• [Your assignment] Identify each line below containing the string "Kingdom" and copy it.

□ □ □ □

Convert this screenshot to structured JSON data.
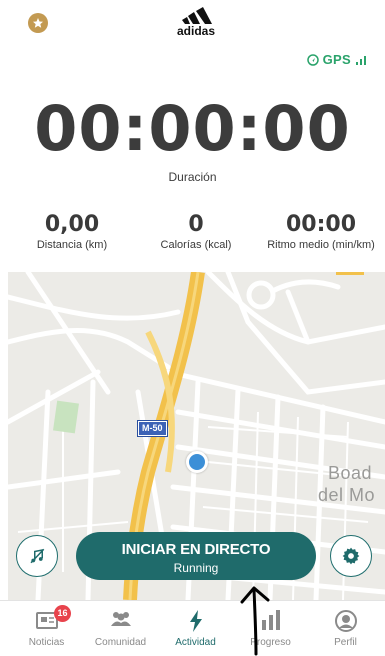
{
  "header": {
    "brand": "adidas",
    "gps_label": "GPS"
  },
  "timer": {
    "value": "00:00:00",
    "label": "Duración"
  },
  "stats": [
    {
      "value": "0,00",
      "label": "Distancia (km)"
    },
    {
      "value": "0",
      "label": "Calorías (kcal)"
    },
    {
      "value": "00:00",
      "label": "Ritmo medio (min/km)"
    }
  ],
  "map": {
    "road_label": "M-50",
    "place_line1": "Boad",
    "place_line2": "del Mo"
  },
  "controls": {
    "start_title": "INICIAR EN DIRECTO",
    "start_subtitle": "Running"
  },
  "nav": {
    "tabs": [
      {
        "label": "Noticias",
        "badge": "16"
      },
      {
        "label": "Comunidad"
      },
      {
        "label": "Actividad",
        "active": true
      },
      {
        "label": "Progreso"
      },
      {
        "label": "Perfil"
      }
    ]
  },
  "colors": {
    "accent": "#1f6b6b",
    "gps": "#2aa36b",
    "badge": "#e8434c",
    "premium": "#c39a52"
  }
}
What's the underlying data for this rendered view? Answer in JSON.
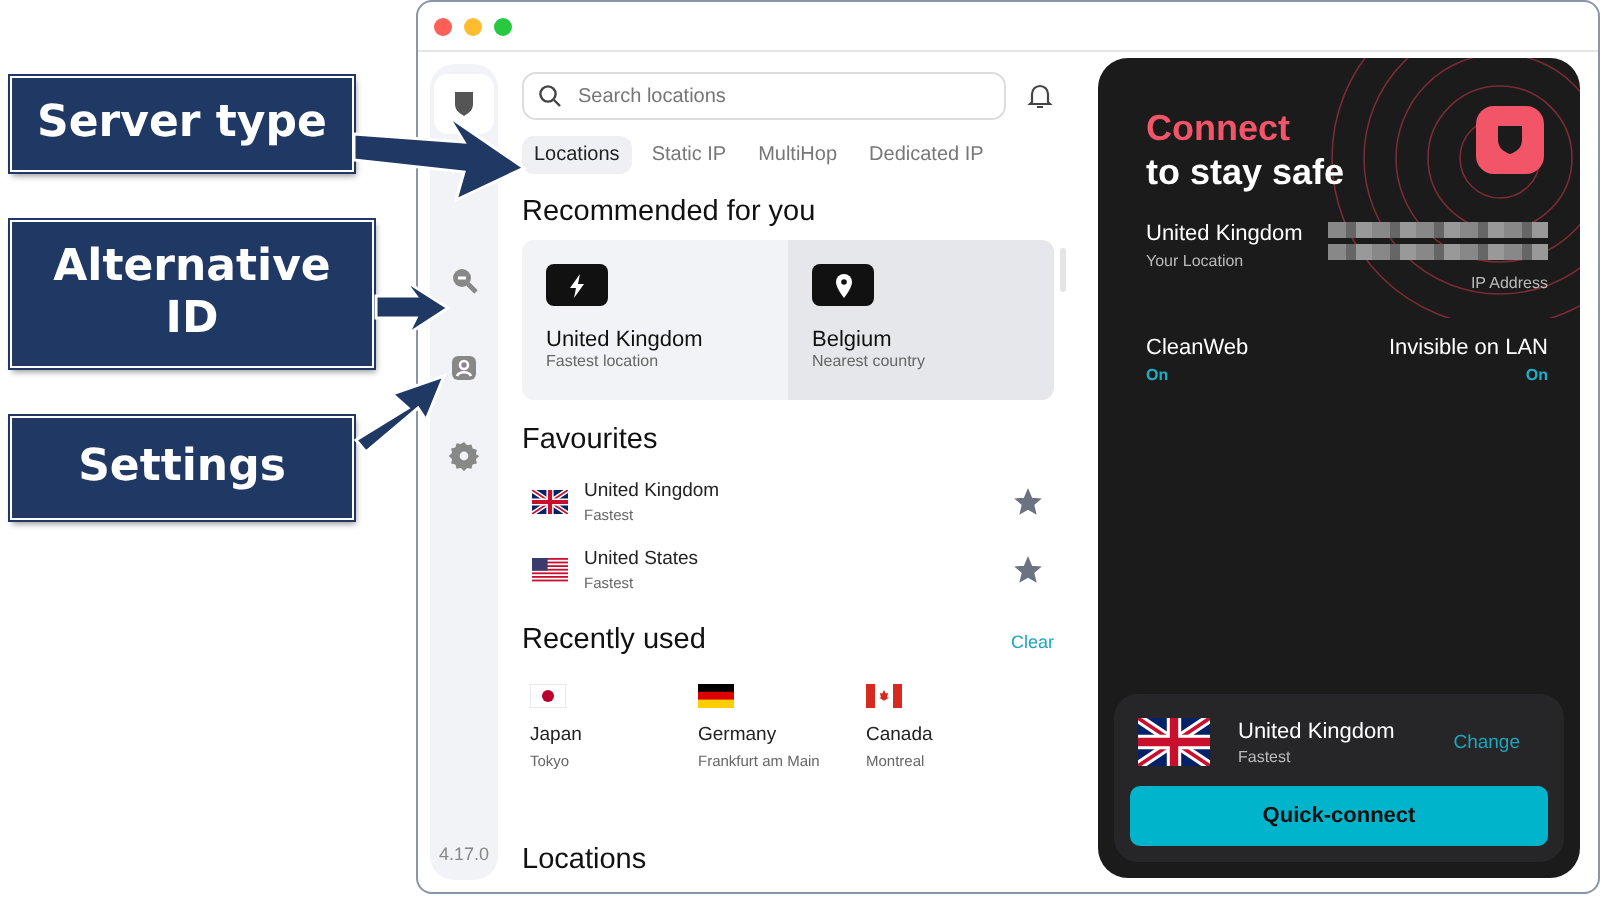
{
  "annotations": [
    {
      "label": "Server type"
    },
    {
      "label": "Alternative ID"
    },
    {
      "label": "Settings"
    }
  ],
  "sidebar": {
    "items": [
      {
        "kind": "shield",
        "selected": true
      },
      {
        "kind": "search",
        "selected": false
      },
      {
        "kind": "id",
        "selected": false
      },
      {
        "kind": "settings",
        "selected": false
      }
    ],
    "version": "4.17.0"
  },
  "search": {
    "placeholder": "Search locations"
  },
  "tabs": [
    {
      "label": "Locations",
      "selected": true
    },
    {
      "label": "Static IP",
      "selected": false
    },
    {
      "label": "MultiHop",
      "selected": false
    },
    {
      "label": "Dedicated IP",
      "selected": false
    }
  ],
  "recommended": {
    "title": "Recommended for you",
    "items": [
      {
        "kind": "fastest",
        "name": "United Kingdom",
        "detail": "Fastest location",
        "selected": false
      },
      {
        "kind": "nearest",
        "name": "Belgium",
        "detail": "Nearest country",
        "selected": true
      }
    ]
  },
  "favourites": {
    "title": "Favourites",
    "items": [
      {
        "kind": "gb",
        "name": "United Kingdom",
        "detail": "Fastest",
        "starred": true
      },
      {
        "kind": "us",
        "name": "United States",
        "detail": "Fastest",
        "starred": true
      }
    ]
  },
  "recently_used": {
    "title": "Recently used",
    "action": "Clear",
    "items": [
      {
        "kind": "jp",
        "name": "Japan",
        "detail": "Tokyo"
      },
      {
        "kind": "de",
        "name": "Germany",
        "detail": "Frankfurt am Main"
      },
      {
        "kind": "ca",
        "name": "Canada",
        "detail": "Montreal"
      }
    ]
  },
  "locations": {
    "title": "Locations"
  },
  "connect_panel": {
    "headline": "Connect",
    "subheadline": "to stay safe",
    "location": "United Kingdom",
    "location_label": "Your Location",
    "ip_label": "IP Address",
    "features": [
      {
        "name": "CleanWeb",
        "status": "On"
      },
      {
        "name": "Invisible on LAN",
        "status": "On"
      }
    ],
    "server": {
      "kind": "gb",
      "name": "United Kingdom",
      "detail": "Fastest",
      "action": "Change"
    },
    "button": "Quick-connect"
  }
}
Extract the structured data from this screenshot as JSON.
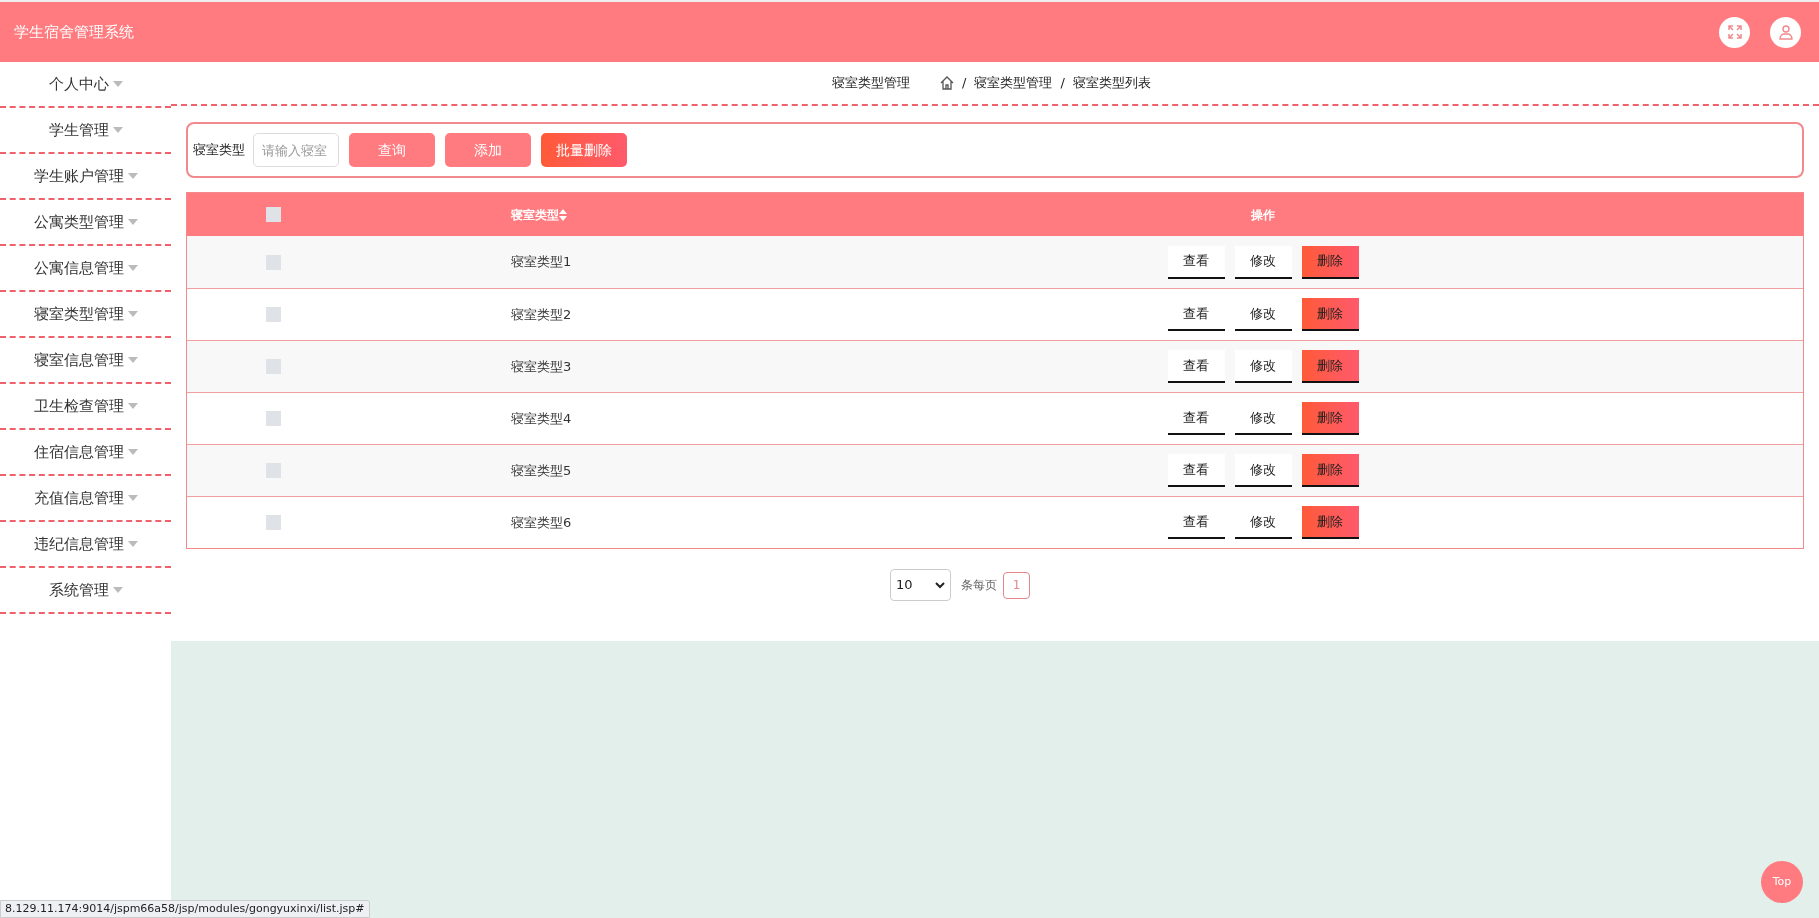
{
  "header": {
    "title": "学生宿舍管理系统"
  },
  "sidebar": {
    "items": [
      {
        "label": "个人中心"
      },
      {
        "label": "学生管理"
      },
      {
        "label": "学生账户管理"
      },
      {
        "label": "公寓类型管理"
      },
      {
        "label": "公寓信息管理"
      },
      {
        "label": "寝室类型管理"
      },
      {
        "label": "寝室信息管理"
      },
      {
        "label": "卫生检查管理"
      },
      {
        "label": "住宿信息管理"
      },
      {
        "label": "充值信息管理"
      },
      {
        "label": "违纪信息管理"
      },
      {
        "label": "系统管理"
      }
    ]
  },
  "breadcrumb": {
    "page_title": "寝室类型管理",
    "separator": "/",
    "trail": [
      "寝室类型管理",
      "寝室类型列表"
    ]
  },
  "search": {
    "label": "寝室类型",
    "placeholder": "请输入寝室",
    "buttons": [
      {
        "label": "查询",
        "kind": "primary"
      },
      {
        "label": "添加",
        "kind": "primary"
      },
      {
        "label": "批量删除",
        "kind": "danger"
      }
    ]
  },
  "table": {
    "select_all_checked": false,
    "columns": [
      {
        "label": "寝室类型",
        "sortable": true
      },
      {
        "label": "操作",
        "sortable": false
      }
    ],
    "rows": [
      {
        "checked": false,
        "name": "寝室类型1",
        "actions": [
          {
            "label": "查看",
            "kind": "plain"
          },
          {
            "label": "修改",
            "kind": "plain"
          },
          {
            "label": "删除",
            "kind": "danger"
          }
        ]
      },
      {
        "checked": false,
        "name": "寝室类型2",
        "actions": [
          {
            "label": "查看",
            "kind": "plain"
          },
          {
            "label": "修改",
            "kind": "plain"
          },
          {
            "label": "删除",
            "kind": "danger"
          }
        ]
      },
      {
        "checked": false,
        "name": "寝室类型3",
        "actions": [
          {
            "label": "查看",
            "kind": "plain"
          },
          {
            "label": "修改",
            "kind": "plain"
          },
          {
            "label": "删除",
            "kind": "danger"
          }
        ]
      },
      {
        "checked": false,
        "name": "寝室类型4",
        "actions": [
          {
            "label": "查看",
            "kind": "plain"
          },
          {
            "label": "修改",
            "kind": "plain"
          },
          {
            "label": "删除",
            "kind": "danger"
          }
        ]
      },
      {
        "checked": false,
        "name": "寝室类型5",
        "actions": [
          {
            "label": "查看",
            "kind": "plain"
          },
          {
            "label": "修改",
            "kind": "plain"
          },
          {
            "label": "删除",
            "kind": "danger"
          }
        ]
      },
      {
        "checked": false,
        "name": "寝室类型6",
        "actions": [
          {
            "label": "查看",
            "kind": "plain"
          },
          {
            "label": "修改",
            "kind": "plain"
          },
          {
            "label": "删除",
            "kind": "danger"
          }
        ]
      }
    ]
  },
  "pagination": {
    "page_size": "10",
    "per_page_label": "条每页",
    "pages": [
      {
        "label": "1",
        "selected": true
      }
    ]
  },
  "back_to_top": "Top",
  "status_bar": "8.129.11.174:9014/jspm66a58/jsp/modules/gongyuxinxi/list.jsp#"
}
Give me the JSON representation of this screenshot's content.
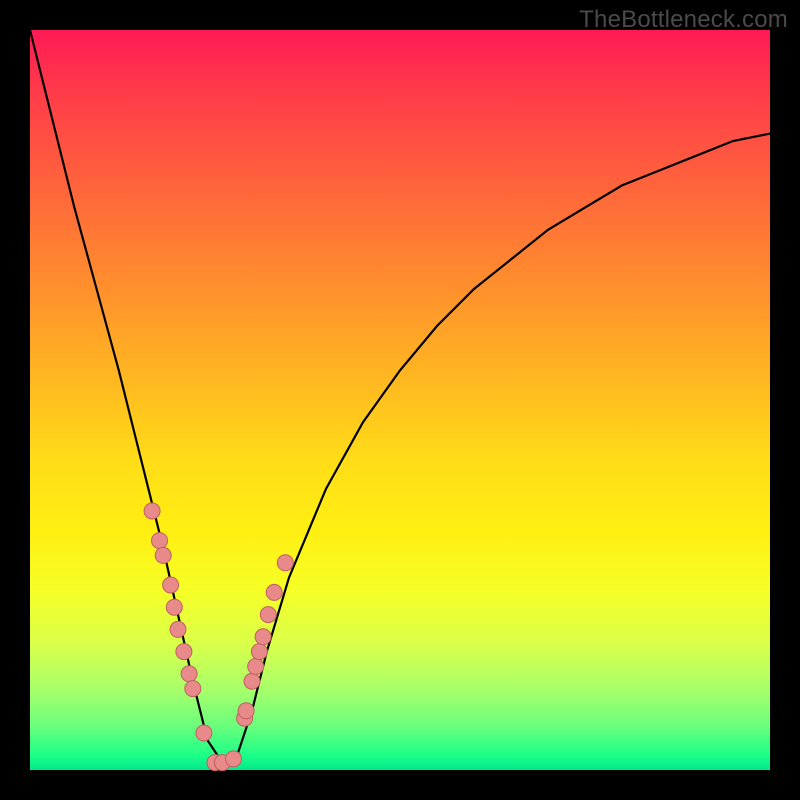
{
  "watermark": "TheBottleneck.com",
  "colors": {
    "frame": "#000000",
    "curve_stroke": "#000000",
    "dot_fill": "#e88a8a",
    "dot_stroke": "#bf5f5f",
    "gradient_top": "#ff1a55",
    "gradient_bottom": "#00e88a"
  },
  "chart_data": {
    "type": "line",
    "title": "",
    "xlabel": "",
    "ylabel": "",
    "x_range": [
      0,
      100
    ],
    "y_range": [
      0,
      100
    ],
    "note": "x is normalized horizontal position (percent of plot width), y is bottleneck percent (0 at bottom/green, 100 at top/red). Curve minimum (zero bottleneck) near x≈24–27. Dots mark measured points along the curve. Values estimated from pixel positions.",
    "series": [
      {
        "name": "bottleneck-curve",
        "x": [
          0,
          3,
          6,
          9,
          12,
          14,
          16,
          18,
          20,
          22,
          24,
          26,
          28,
          30,
          32,
          35,
          40,
          45,
          50,
          55,
          60,
          65,
          70,
          75,
          80,
          85,
          90,
          95,
          100
        ],
        "y": [
          100,
          88,
          76,
          65,
          54,
          46,
          38,
          30,
          21,
          12,
          4,
          1,
          2,
          8,
          16,
          26,
          38,
          47,
          54,
          60,
          65,
          69,
          73,
          76,
          79,
          81,
          83,
          85,
          86
        ]
      },
      {
        "name": "measured-dots",
        "x": [
          16.5,
          17.5,
          18.0,
          19.0,
          19.5,
          20.0,
          20.8,
          21.5,
          22.0,
          23.5,
          25.0,
          26.0,
          27.5,
          29.0,
          29.2,
          30.0,
          30.5,
          31.0,
          31.5,
          32.2,
          33.0,
          34.5
        ],
        "y": [
          35,
          31,
          29,
          25,
          22,
          19,
          16,
          13,
          11,
          5,
          1,
          1,
          1.5,
          7,
          8,
          12,
          14,
          16,
          18,
          21,
          24,
          28
        ]
      }
    ]
  }
}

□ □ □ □

• [The completed task]
        "name": "United Kingdom",
        "name": "United Kingdom",
    "location": "United Kingdom",
      "name": "United Kingdom",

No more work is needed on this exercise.